*Provided data*:
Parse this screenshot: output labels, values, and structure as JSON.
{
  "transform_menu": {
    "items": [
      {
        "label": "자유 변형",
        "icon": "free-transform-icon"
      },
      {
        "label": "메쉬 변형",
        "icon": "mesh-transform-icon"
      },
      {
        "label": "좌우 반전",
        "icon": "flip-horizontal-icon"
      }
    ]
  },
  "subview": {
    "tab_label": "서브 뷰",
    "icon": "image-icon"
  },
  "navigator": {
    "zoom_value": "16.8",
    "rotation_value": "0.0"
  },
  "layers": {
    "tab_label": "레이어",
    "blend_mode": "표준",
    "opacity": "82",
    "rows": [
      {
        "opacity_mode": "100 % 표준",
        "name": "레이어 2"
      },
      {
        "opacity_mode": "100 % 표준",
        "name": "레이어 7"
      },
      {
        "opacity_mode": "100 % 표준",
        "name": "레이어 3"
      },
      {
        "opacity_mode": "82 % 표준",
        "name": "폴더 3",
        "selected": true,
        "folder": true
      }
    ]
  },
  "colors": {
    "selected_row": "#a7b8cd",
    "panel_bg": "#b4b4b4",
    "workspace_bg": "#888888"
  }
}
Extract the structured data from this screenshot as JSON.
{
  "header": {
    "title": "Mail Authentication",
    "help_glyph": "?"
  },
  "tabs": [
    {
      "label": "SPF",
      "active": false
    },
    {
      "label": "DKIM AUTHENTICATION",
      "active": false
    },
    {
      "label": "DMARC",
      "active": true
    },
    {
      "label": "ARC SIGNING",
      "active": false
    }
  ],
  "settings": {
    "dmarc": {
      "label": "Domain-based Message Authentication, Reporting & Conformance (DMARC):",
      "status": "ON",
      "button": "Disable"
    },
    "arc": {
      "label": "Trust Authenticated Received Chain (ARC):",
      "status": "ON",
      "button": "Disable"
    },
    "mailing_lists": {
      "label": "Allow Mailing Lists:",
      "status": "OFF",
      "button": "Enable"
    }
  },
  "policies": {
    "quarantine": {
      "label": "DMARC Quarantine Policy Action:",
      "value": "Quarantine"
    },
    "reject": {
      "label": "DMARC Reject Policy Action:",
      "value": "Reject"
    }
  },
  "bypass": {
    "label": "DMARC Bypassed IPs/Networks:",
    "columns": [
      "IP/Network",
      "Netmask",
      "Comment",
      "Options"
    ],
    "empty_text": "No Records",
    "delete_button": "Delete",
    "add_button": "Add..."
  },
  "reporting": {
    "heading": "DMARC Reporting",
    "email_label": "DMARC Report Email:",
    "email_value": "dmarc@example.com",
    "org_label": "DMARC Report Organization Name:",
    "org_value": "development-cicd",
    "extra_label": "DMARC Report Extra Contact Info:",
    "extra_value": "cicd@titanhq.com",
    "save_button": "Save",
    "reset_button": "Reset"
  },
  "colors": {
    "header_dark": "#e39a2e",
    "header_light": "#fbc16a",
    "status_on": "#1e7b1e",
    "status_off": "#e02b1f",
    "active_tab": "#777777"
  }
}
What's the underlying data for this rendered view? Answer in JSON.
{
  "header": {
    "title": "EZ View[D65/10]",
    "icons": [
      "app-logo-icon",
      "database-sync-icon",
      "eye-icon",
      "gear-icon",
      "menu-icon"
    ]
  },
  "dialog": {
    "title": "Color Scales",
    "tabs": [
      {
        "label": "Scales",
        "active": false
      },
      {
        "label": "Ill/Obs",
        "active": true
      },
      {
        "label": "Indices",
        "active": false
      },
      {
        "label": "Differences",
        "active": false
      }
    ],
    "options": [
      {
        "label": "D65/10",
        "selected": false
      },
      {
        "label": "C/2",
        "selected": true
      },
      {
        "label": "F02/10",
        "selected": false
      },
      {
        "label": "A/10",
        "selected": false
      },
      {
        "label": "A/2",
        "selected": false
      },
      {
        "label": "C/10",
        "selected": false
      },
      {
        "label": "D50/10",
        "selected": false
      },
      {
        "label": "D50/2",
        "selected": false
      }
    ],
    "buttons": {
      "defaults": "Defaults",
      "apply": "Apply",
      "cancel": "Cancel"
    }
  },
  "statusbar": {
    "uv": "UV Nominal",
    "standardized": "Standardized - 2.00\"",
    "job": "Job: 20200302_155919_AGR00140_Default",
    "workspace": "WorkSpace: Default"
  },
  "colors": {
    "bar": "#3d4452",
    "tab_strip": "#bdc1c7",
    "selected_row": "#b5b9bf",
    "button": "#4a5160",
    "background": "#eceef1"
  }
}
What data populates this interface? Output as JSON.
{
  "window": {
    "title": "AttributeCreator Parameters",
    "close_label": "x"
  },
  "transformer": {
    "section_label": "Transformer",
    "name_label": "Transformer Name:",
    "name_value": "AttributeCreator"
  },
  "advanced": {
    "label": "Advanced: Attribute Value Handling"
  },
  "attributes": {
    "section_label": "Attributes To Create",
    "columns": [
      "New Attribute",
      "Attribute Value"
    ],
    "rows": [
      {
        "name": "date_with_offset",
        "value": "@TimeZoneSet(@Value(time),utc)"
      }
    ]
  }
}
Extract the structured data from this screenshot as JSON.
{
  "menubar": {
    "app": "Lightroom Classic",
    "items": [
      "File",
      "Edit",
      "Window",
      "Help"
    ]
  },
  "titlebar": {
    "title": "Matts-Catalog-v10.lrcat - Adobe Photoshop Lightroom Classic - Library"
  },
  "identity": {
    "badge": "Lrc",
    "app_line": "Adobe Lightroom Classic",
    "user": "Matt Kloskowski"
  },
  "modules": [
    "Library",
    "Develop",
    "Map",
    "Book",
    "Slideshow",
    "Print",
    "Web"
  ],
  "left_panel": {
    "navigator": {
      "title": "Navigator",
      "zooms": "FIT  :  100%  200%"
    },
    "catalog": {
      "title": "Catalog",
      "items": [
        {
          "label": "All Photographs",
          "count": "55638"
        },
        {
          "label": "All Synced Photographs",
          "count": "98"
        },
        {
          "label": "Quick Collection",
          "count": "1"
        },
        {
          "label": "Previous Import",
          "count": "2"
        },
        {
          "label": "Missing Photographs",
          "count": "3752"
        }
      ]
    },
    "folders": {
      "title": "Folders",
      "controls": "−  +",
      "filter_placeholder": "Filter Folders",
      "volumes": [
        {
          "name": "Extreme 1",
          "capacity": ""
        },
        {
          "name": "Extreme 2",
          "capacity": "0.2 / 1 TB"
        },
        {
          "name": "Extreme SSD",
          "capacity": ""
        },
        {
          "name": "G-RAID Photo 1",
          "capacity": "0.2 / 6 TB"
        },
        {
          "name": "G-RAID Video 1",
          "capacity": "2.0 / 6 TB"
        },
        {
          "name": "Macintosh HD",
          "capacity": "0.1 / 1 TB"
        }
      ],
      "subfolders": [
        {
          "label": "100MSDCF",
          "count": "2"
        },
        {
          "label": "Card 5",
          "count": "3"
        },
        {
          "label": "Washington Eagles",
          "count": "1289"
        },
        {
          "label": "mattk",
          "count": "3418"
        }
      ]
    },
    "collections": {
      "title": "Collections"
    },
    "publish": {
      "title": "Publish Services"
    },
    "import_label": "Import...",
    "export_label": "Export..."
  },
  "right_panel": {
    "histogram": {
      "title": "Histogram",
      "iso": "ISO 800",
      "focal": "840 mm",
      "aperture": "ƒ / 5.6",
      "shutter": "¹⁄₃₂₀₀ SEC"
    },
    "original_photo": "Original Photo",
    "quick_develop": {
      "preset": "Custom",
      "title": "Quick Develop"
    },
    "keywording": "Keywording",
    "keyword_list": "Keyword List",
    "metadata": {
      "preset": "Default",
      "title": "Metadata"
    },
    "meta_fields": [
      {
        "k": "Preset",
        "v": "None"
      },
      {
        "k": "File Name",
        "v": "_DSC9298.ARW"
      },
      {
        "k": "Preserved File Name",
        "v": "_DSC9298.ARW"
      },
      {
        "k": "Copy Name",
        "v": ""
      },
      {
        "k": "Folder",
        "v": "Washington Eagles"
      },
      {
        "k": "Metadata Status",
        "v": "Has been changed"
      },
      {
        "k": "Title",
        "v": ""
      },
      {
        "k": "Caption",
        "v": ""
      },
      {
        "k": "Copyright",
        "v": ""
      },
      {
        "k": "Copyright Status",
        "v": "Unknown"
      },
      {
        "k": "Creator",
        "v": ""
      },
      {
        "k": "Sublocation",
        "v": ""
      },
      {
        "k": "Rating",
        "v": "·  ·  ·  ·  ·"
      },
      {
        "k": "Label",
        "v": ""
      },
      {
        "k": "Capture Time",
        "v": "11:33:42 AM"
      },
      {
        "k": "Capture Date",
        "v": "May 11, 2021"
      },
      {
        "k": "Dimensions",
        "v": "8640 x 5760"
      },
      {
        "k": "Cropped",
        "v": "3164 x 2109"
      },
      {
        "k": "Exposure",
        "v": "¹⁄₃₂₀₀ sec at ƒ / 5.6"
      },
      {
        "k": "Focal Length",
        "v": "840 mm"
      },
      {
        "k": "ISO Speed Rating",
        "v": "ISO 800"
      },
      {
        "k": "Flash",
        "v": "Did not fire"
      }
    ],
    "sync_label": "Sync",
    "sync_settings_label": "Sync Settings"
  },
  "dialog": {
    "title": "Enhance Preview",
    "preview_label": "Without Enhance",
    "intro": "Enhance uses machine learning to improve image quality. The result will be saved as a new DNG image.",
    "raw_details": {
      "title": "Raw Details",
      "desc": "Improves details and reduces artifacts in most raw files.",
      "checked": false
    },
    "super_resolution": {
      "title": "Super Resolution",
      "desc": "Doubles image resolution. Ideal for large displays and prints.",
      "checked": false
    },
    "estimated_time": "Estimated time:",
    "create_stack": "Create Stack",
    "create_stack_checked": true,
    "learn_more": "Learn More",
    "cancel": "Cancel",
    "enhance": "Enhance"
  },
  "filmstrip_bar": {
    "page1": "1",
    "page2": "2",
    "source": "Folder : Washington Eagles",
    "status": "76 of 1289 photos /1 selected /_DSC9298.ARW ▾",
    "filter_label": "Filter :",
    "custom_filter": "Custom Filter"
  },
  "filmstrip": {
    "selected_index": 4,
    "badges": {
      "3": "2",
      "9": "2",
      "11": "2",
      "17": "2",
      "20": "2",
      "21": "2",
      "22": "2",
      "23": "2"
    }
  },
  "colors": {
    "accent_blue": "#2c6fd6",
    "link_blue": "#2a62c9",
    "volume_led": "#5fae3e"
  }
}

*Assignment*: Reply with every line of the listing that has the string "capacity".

*Response area*:
          "capacity": ""
          "capacity": "0.2 / 1 TB"
          "capacity": ""
          "capacity": "0.2 / 6 TB"
          "capacity": "2.0 / 6 TB"
          "capacity": "0.1 / 1 TB"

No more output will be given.